**EXERCISE GOAL**
Retype the listing exactly. Leave out the images.

**DATA EXCERPTS**
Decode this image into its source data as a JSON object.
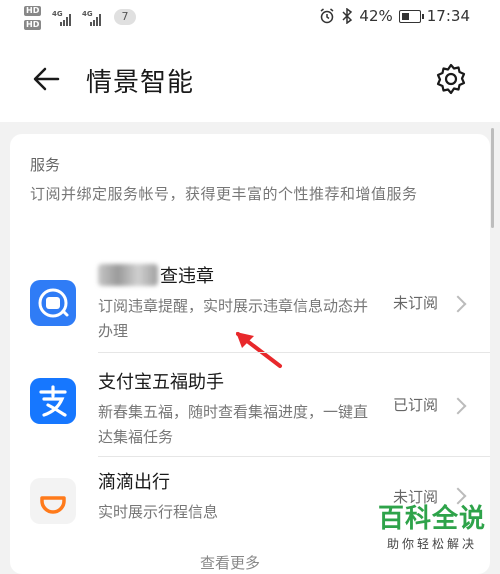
{
  "status_bar": {
    "hd1": "HD",
    "hd2": "HD",
    "net1": "4G",
    "net2": "4G",
    "notification_count": "7",
    "battery_percent": "42%",
    "time": "17:34",
    "battery_level": 0.42
  },
  "header": {
    "title": "情景智能"
  },
  "section": {
    "title": "服务",
    "description": "订阅并绑定服务帐号，获得更丰富的个性推荐和增值服务"
  },
  "services": [
    {
      "name": "查违章",
      "desc": "订阅违章提醒，实时展示违章信息动态并办理",
      "status": "未订阅",
      "icon": "traffic-violation-icon",
      "color": "#2f7cf6"
    },
    {
      "name": "支付宝五福助手",
      "desc": "新春集五福，随时查看集福进度，一键直达集福任务",
      "status": "已订阅",
      "icon": "alipay-icon",
      "color": "#1677ff"
    },
    {
      "name": "滴滴出行",
      "desc": "实时展示行程信息",
      "status": "未订阅",
      "icon": "didi-icon",
      "color": "#ff7a1a"
    }
  ],
  "more_text": "查看更多",
  "watermark": {
    "main": "百科全说",
    "sub": "助你轻松解决"
  }
}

**COMPLETED EXERCISE**
Decode this image into its source data as a JSON object.
{
  "status_bar": {
    "hd1": "HD",
    "hd2": "HD",
    "net1": "4G",
    "net2": "4G",
    "notification_count": "7",
    "battery_percent": "42%",
    "time": "17:34",
    "battery_level": 0.42
  },
  "header": {
    "title": "情景智能"
  },
  "section": {
    "title": "服务",
    "description": "订阅并绑定服务帐号，获得更丰富的个性推荐和增值服务"
  },
  "services": [
    {
      "name": "查违章",
      "desc": "订阅违章提醒，实时展示违章信息动态并办理",
      "status": "未订阅",
      "icon": "traffic-violation-icon",
      "color": "#2f7cf6"
    },
    {
      "name": "支付宝五福助手",
      "desc": "新春集五福，随时查看集福进度，一键直达集福任务",
      "status": "已订阅",
      "icon": "alipay-icon",
      "color": "#1677ff"
    },
    {
      "name": "滴滴出行",
      "desc": "实时展示行程信息",
      "status": "未订阅",
      "icon": "didi-icon",
      "color": "#ff7a1a"
    }
  ],
  "more_text": "查看更多",
  "watermark": {
    "main": "百科全说",
    "sub": "助你轻松解决"
  }
}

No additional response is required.